U.S. Sens. Elizabeth Warren and Ed Markey as well as Rep. Joe Kennedy are calling for an independent investigation into an altercation between guards and inmates at the Bristol County C. Carlos Carreiro Immigration Detention Center.

"I'm concerned by yesterday's incident at the Bristol County House of Correction, & the conflicting accounts," Warren tweeted. "My colleagues & I want an independent investigation, for detainees to have access to their lawyers, & for preservation of all video from the unit."

The incident, which took place Friday evening, happened after a group of 10 inmates held in Immigration and Customs Enforcement (ICE) detention “refused to obey an order to be transferred to the jail’s medical facility” to be tested for COVID-19, said Bristol County Sheriff Thomas Hodgson in a telephone interview with WGBH News.

The sheriff’s account of what happened was disputed by lawyers representing ICE detainees. Iván Espinoza-Madrigal, executive director of Lawyers for Civil Rights, said the detainees declined to go to the medical facility because they feared for their safety.

“Lawyers for Civil Rights filed a federal class action lawsuit concerning the life-threatening conditions that place immigration detainees at Bristol County at substantial risk of COVID-19 infection,” said Espinoza-Madrigal. “We have been closely monitoring conditions at the detention facility and we have secured the humanitarian release of 48 of the immigration detainees at Bristol County. Additional releases may be secured through our lawsuit, and we suspect that the disturbance that took place at Bristol County is related to retaliation against our clients.”

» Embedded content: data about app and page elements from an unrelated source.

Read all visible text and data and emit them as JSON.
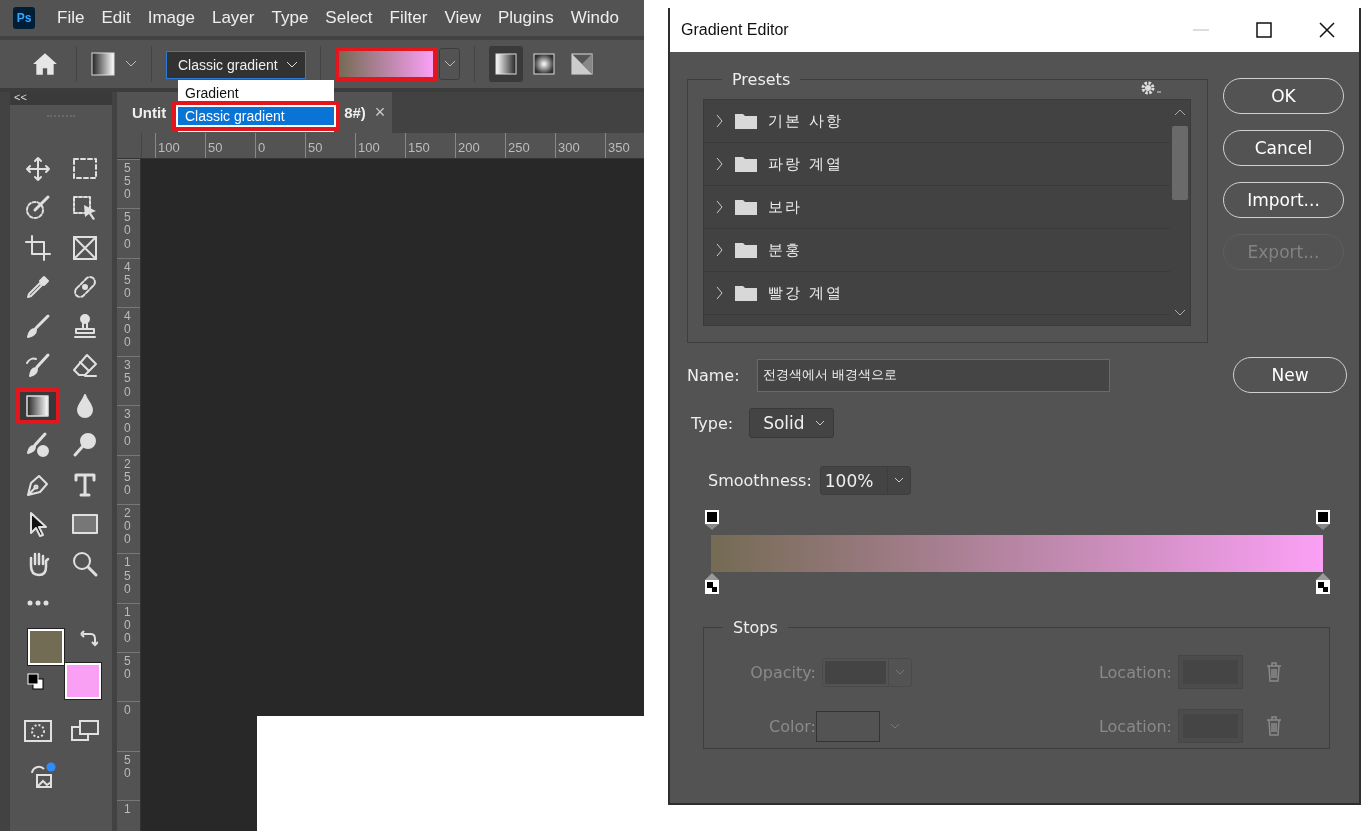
{
  "app_logo": "Ps",
  "menu_bar": {
    "items": [
      "File",
      "Edit",
      "Image",
      "Layer",
      "Type",
      "Select",
      "Filter",
      "View",
      "Plugins",
      "Windo"
    ]
  },
  "options_bar": {
    "mode_select": {
      "value": "Classic gradient"
    },
    "gradient_preview": {
      "highlighted": true
    },
    "gradient_types": [
      {
        "kind": "linear",
        "selected": true
      },
      {
        "kind": "radial",
        "selected": false
      },
      {
        "kind": "angle",
        "selected": false
      }
    ]
  },
  "mode_menu": {
    "options": [
      {
        "label": "Gradient",
        "selected": false,
        "highlighted": false
      },
      {
        "label": "Classic gradient",
        "selected": true,
        "highlighted": true
      }
    ]
  },
  "toolbar": {
    "collapse": "<<",
    "tools": [
      {
        "kind": "move",
        "selected": false,
        "highlighted": false
      },
      {
        "kind": "marquee",
        "selected": false,
        "highlighted": false
      },
      {
        "kind": "quick-select",
        "selected": false,
        "highlighted": false
      },
      {
        "kind": "object-select",
        "selected": false,
        "highlighted": false
      },
      {
        "kind": "crop",
        "selected": false,
        "highlighted": false
      },
      {
        "kind": "frame",
        "selected": false,
        "highlighted": false
      },
      {
        "kind": "eyedropper",
        "selected": false,
        "highlighted": false
      },
      {
        "kind": "healing",
        "selected": false,
        "highlighted": false
      },
      {
        "kind": "brush",
        "selected": false,
        "highlighted": false
      },
      {
        "kind": "stamp",
        "selected": false,
        "highlighted": false
      },
      {
        "kind": "history-brush",
        "selected": false,
        "highlighted": false
      },
      {
        "kind": "eraser",
        "selected": false,
        "highlighted": false
      },
      {
        "kind": "gradient",
        "selected": true,
        "highlighted": true
      },
      {
        "kind": "blur",
        "selected": false,
        "highlighted": false
      },
      {
        "kind": "color-replace",
        "selected": false,
        "highlighted": false
      },
      {
        "kind": "dodge",
        "selected": false,
        "highlighted": false
      },
      {
        "kind": "pen",
        "selected": false,
        "highlighted": false
      },
      {
        "kind": "type",
        "selected": false,
        "highlighted": false
      },
      {
        "kind": "path-select",
        "selected": false,
        "highlighted": false
      },
      {
        "kind": "rectangle",
        "selected": false,
        "highlighted": false
      },
      {
        "kind": "hand",
        "selected": false,
        "highlighted": false
      },
      {
        "kind": "zoom",
        "selected": false,
        "highlighted": false
      },
      {
        "kind": "more",
        "selected": false,
        "highlighted": false
      }
    ],
    "color_swatches": [
      {
        "kind": "foreground",
        "color": "#736c55"
      },
      {
        "kind": "background",
        "color": "#f9a0f5"
      }
    ]
  },
  "document_tab": {
    "title_start": "Untit",
    "title_end": "8#)",
    "close": "×"
  },
  "rulers": {
    "horizontal": [
      "100",
      "50",
      "0",
      "50",
      "100",
      "150",
      "200",
      "250",
      "300",
      "350"
    ],
    "vertical": [
      "550",
      "500",
      "450",
      "400",
      "350",
      "300",
      "250",
      "200",
      "150",
      "100",
      "50",
      "0",
      "50",
      "1"
    ]
  },
  "dialog": {
    "title": "Gradient Editor",
    "presets": {
      "label": "Presets",
      "folders": [
        {
          "name": "기본 사항",
          "expanded": false
        },
        {
          "name": "파랑 계열",
          "expanded": false
        },
        {
          "name": "보라",
          "expanded": false
        },
        {
          "name": "분홍",
          "expanded": false
        },
        {
          "name": "빨강 계열",
          "expanded": false
        }
      ]
    },
    "buttons": [
      {
        "label": "OK",
        "disabled": false
      },
      {
        "label": "Cancel",
        "disabled": false
      },
      {
        "label": "Import...",
        "disabled": false
      },
      {
        "label": "Export...",
        "disabled": true
      }
    ],
    "name": {
      "label": "Name:",
      "value": "전경색에서 배경색으로"
    },
    "new_button": "New",
    "type": {
      "label": "Type:",
      "value": "Solid"
    },
    "smoothness": {
      "label": "Smoothness:",
      "value": "100%"
    },
    "gradient": {
      "color_stops": [
        {
          "color": "#746b53"
        },
        {
          "color": "#fba0f5"
        }
      ]
    },
    "stops": {
      "label": "Stops",
      "rows": [
        {
          "label": "Opacity:",
          "kind": "dropdown",
          "location": "Location:"
        },
        {
          "label": "Color:",
          "kind": "swatch",
          "location": "Location:"
        }
      ],
      "disabled": true
    }
  }
}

Hodgson, who blamed unnamed "activists" for the disturbance, said after he had left the facility on Friday he received a call from his medical staff and rushed back to find inmates squaring off against jail guards.

“I was right in the middle of it,” he said. “I explained to [the detainees], ‘Look, you all have been yelling and screaming, claiming you need to get out of here because you're afraid of COVID-19 exposure,’ which we have none [of], by the way."

Hodgson said he told the detainees that they could either go voluntarily or be escorted to the medical facility. The officers called the names of each of the inmates to stand and be escorted to the nearby facility, according to Hodgson. “None got up. They all refused to go,” he said.

Hodgson alleges that the detainees caused extensive damage to the wing.

“One guy threw a chair, hit me. And then they all started wreaking havoc in the place. We backed our people out. We barricaded the doors. They trashed the prayer room with a handicap pole. They ripped off the bathroom wall. They pulled the dryers away from the wall and put them in front of the doors. They broke the windows in the bathroom, broke the sinks, the toilets. And so, of course, the next step for us was to call in our special operations team, which we did,” Hodgson said.

Hodgson denied allegations that the detainees were pepper sprayed by guards and abused by staff.

On Saturday, Markey called for an independent investigation and the release of detainees who don't pose a public safety risk.

"We needed to release detainees a long time ago," the senator said. "The disturbing reports from last night underscore that fact."

In a statement, Kennedy also called for an independent investigation and said, "All people held at this facility deserve to be treated with humanity and dignity."

Carol Rose, executive director of the American Civil Liberties Union of Massachusetts, which represents ICE detainees in various state facilities, also told WGBH News an independent investigation was needed.

“That includes making sure that all of the ICE detainees have access to counsel, have access to any video recordings that were taken at the time, and that it's independent," Rose said. "It has to be done by someone other than the sheriff himself — in light of the fact that there are accusations that he is personally involved.”

Rose also appealed to Gov. Charlie Baker, asking him to use his executive powers to ensure that “there are safe, humane and transparent protocols in place to make universal testing available at all jails and prisons and to make sure that people aren't punished if they test positive” for COVID-19.

Prisons and jails across the country are reporting disproportionate numbers of inmates and guards testing positive for the disease.

No guards or staff were reported injured in the Bristol County incident, but three detainees sought medical attention, according to Hodgson. All three are expected "to be fine," the sheriff's department added.

Hodgson said that he plans to bring charges against as many inmates “as we can identify by tape” for their roles in the disturbance.